(Dataset excerpts)
====
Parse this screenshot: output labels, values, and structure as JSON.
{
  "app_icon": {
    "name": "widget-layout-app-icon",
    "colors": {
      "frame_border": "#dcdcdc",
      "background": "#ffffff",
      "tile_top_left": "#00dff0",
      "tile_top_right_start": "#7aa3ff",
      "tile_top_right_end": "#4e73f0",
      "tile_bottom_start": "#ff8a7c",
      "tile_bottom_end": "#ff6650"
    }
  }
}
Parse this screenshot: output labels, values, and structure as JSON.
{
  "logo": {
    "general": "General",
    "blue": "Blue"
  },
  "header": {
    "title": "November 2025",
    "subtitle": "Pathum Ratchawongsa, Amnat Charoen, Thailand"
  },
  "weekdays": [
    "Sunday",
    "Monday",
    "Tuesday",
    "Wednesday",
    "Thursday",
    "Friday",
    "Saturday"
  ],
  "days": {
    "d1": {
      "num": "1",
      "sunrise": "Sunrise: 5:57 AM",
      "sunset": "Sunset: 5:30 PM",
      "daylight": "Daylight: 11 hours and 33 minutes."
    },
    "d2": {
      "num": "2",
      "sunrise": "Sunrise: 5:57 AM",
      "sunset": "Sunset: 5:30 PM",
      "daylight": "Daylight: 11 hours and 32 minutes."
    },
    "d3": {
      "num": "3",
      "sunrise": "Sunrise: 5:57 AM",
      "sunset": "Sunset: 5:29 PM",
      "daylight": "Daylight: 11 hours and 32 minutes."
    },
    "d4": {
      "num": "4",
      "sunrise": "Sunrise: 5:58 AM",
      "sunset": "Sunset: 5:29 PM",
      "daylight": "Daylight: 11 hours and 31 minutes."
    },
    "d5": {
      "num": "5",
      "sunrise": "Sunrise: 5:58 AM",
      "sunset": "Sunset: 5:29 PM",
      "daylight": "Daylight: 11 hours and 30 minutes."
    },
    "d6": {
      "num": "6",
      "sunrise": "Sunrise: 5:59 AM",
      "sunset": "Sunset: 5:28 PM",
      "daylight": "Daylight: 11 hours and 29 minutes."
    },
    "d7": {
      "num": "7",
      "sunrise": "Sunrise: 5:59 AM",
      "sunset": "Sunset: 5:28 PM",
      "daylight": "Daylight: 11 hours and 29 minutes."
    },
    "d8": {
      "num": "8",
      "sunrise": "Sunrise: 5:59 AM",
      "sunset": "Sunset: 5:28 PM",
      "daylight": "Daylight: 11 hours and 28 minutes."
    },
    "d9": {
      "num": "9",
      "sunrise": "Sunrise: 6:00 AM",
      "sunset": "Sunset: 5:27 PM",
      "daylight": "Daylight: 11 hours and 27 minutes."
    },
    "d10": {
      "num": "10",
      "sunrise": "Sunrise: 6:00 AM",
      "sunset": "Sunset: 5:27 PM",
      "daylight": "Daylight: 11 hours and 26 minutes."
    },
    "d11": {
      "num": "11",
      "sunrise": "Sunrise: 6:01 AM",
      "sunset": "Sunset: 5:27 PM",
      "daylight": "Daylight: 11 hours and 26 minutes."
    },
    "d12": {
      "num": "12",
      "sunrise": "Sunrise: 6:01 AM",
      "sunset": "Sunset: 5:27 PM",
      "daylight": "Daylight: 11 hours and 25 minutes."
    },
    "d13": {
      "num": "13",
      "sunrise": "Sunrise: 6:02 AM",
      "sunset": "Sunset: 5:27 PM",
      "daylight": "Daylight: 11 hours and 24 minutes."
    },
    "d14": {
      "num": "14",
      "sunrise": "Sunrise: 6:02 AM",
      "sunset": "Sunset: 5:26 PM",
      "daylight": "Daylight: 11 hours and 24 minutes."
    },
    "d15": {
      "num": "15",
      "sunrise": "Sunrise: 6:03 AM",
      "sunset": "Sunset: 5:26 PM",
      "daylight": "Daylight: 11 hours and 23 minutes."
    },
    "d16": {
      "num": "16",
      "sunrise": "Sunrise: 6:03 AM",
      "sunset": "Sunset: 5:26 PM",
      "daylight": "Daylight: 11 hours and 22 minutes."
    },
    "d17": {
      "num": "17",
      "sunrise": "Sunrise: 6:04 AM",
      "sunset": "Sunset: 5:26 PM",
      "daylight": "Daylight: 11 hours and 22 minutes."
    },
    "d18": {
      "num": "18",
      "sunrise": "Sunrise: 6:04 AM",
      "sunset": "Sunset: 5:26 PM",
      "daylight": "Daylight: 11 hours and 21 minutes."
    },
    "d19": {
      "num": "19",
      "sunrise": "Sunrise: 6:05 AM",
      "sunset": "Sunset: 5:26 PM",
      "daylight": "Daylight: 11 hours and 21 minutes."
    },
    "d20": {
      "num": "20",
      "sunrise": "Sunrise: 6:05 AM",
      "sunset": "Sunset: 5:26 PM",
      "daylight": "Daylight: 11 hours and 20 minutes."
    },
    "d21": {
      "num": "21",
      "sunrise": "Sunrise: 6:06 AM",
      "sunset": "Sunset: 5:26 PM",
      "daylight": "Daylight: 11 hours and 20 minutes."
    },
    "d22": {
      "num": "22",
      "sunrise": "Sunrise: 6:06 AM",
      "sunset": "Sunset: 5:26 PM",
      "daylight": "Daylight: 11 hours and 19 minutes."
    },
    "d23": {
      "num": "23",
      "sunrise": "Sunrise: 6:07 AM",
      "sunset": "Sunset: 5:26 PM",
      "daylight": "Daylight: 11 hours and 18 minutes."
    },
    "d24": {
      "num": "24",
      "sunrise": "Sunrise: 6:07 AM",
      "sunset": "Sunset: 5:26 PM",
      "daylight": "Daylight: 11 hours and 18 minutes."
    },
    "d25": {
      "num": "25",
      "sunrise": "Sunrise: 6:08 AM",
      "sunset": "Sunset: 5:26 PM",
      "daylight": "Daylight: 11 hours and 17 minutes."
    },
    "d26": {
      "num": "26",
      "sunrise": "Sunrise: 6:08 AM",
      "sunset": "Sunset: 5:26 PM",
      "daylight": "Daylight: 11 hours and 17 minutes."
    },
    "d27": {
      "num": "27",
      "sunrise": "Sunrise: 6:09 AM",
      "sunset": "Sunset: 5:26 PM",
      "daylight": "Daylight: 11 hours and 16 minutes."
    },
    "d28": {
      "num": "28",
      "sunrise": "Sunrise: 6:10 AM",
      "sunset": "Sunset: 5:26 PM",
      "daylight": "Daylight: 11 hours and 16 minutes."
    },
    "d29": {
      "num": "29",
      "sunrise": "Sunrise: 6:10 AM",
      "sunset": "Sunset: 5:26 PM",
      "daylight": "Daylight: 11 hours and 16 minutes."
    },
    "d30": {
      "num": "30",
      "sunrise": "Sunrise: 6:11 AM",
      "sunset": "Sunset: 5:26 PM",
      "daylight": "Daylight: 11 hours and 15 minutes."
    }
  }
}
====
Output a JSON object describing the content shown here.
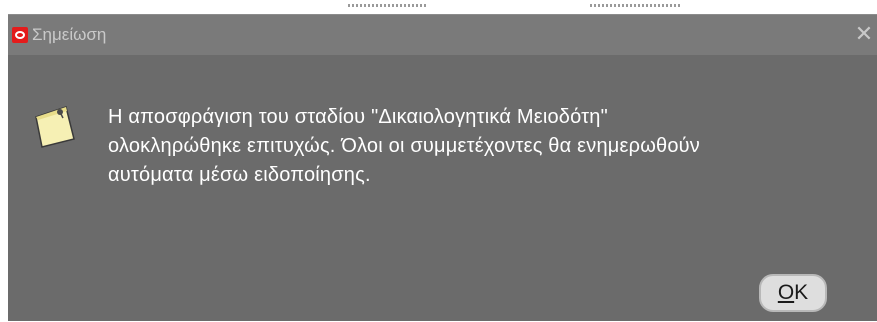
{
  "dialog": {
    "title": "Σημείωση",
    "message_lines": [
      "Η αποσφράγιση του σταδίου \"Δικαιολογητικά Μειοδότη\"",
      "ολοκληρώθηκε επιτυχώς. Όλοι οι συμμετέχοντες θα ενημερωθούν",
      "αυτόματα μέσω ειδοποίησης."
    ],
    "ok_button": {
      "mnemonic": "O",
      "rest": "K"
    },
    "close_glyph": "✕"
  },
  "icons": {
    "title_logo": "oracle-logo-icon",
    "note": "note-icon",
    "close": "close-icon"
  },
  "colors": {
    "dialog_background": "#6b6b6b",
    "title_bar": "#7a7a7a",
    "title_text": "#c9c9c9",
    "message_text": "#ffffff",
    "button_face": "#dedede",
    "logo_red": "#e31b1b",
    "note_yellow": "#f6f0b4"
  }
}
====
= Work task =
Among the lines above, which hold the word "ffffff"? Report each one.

= Problem solution =
      "background": "#ffffff",
    "message_text": "#ffffff",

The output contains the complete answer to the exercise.